Work to complete:
Check the records below line by line for the string "Second". Give the number of lines that contain it and nothing else.

Source information:
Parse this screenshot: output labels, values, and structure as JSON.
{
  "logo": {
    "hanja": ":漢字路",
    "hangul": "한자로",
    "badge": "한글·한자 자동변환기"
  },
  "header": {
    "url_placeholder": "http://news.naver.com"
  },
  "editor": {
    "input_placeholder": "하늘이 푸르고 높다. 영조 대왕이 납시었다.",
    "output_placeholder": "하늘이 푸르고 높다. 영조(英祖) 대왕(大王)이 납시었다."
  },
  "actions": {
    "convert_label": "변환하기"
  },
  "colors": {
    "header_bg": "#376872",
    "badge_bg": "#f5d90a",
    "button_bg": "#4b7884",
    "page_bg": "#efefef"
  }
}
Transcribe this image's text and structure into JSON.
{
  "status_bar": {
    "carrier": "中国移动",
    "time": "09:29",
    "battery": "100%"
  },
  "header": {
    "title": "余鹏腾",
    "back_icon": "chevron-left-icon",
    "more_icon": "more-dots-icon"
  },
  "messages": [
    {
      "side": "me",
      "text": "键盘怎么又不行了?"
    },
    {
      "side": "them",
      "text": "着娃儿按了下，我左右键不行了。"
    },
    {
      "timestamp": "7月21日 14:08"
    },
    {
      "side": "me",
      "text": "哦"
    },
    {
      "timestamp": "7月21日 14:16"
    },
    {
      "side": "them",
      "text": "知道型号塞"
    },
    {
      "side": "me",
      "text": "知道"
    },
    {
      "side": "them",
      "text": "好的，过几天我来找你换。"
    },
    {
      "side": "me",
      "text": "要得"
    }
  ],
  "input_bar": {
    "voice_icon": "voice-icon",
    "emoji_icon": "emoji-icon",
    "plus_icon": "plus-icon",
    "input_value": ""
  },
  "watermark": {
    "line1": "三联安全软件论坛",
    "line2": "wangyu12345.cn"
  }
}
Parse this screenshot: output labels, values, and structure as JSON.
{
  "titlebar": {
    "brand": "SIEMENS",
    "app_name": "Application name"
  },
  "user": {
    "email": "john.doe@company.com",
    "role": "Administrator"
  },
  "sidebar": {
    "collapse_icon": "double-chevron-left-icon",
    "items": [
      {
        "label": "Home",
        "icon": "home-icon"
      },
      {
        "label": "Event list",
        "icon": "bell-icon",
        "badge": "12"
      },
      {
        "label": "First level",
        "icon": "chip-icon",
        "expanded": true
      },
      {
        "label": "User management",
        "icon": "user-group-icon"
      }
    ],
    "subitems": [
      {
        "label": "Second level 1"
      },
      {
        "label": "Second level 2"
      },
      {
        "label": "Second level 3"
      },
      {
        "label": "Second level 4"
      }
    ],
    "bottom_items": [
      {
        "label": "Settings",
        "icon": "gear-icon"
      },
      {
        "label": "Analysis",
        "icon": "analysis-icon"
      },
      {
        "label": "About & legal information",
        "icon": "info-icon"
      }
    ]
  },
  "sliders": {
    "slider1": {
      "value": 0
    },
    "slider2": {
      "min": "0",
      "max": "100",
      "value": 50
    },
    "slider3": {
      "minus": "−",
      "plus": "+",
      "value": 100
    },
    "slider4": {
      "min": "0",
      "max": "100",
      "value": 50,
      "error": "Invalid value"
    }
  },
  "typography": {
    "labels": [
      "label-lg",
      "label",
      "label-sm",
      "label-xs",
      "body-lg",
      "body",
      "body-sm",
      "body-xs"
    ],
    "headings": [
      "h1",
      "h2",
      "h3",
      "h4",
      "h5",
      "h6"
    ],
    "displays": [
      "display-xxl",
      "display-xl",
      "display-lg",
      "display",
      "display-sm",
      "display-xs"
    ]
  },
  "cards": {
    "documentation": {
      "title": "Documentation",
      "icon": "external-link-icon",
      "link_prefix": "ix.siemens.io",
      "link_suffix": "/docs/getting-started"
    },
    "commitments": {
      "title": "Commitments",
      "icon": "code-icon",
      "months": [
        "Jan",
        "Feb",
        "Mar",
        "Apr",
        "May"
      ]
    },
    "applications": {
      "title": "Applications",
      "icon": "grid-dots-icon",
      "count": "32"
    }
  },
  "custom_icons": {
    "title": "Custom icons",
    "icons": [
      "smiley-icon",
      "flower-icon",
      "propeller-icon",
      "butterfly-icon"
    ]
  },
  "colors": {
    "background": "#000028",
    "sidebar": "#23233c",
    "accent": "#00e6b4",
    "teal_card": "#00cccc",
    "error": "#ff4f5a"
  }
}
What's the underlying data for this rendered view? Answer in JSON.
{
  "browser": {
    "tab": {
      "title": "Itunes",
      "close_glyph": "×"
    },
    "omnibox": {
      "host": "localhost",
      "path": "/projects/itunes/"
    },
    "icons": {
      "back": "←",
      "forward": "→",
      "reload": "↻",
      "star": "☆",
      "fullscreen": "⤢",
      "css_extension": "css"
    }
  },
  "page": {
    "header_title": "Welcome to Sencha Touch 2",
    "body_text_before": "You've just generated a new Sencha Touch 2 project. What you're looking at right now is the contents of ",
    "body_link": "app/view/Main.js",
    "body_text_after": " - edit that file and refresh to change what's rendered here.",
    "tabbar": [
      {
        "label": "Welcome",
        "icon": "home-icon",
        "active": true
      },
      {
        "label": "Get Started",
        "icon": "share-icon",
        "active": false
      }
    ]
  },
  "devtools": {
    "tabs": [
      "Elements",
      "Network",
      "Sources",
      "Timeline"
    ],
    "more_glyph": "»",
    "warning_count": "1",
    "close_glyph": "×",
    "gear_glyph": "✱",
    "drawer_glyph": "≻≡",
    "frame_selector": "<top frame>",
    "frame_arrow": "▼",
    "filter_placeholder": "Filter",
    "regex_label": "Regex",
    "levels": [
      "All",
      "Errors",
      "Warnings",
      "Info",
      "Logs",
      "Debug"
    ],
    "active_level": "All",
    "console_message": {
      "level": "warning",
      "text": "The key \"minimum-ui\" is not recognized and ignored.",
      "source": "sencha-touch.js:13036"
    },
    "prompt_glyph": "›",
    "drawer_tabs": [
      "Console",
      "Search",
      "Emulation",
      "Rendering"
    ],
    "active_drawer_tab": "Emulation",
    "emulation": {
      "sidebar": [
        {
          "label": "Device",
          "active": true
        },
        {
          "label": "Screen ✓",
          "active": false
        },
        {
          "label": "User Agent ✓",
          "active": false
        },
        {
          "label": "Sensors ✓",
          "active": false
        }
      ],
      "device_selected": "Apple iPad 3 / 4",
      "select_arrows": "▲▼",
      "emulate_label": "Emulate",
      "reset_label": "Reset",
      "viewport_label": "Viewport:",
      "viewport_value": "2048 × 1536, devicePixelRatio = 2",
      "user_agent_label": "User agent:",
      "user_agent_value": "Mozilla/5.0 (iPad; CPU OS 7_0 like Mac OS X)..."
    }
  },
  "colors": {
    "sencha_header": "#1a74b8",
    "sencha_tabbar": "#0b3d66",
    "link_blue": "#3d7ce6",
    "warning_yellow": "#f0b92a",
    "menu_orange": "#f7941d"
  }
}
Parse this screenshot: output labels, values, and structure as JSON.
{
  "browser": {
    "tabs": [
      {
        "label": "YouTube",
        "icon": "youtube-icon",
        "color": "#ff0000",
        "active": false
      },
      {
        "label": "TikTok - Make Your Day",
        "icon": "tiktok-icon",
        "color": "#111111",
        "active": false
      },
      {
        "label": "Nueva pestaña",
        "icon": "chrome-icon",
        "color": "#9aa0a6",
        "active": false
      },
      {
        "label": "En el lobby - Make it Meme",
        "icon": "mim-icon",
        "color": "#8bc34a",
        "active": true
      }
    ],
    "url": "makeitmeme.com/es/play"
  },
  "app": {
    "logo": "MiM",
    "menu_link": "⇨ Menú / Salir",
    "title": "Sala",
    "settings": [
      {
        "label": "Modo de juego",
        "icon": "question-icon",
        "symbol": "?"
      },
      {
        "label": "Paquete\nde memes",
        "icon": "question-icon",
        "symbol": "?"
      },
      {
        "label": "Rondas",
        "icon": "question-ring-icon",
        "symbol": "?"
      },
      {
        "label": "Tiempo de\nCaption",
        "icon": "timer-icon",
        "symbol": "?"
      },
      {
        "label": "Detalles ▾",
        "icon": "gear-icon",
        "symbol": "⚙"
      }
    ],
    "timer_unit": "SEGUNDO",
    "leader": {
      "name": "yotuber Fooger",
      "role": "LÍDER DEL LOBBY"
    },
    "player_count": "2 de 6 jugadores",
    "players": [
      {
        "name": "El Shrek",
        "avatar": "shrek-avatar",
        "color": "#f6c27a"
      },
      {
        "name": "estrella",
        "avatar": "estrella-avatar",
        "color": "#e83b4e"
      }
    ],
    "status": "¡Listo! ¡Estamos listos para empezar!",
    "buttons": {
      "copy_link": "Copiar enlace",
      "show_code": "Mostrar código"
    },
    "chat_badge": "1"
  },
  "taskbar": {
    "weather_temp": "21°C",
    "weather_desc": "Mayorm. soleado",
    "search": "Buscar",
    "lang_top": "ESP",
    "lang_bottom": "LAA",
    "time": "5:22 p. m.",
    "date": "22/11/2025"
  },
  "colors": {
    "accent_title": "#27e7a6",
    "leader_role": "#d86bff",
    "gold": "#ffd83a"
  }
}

Output of the task:
4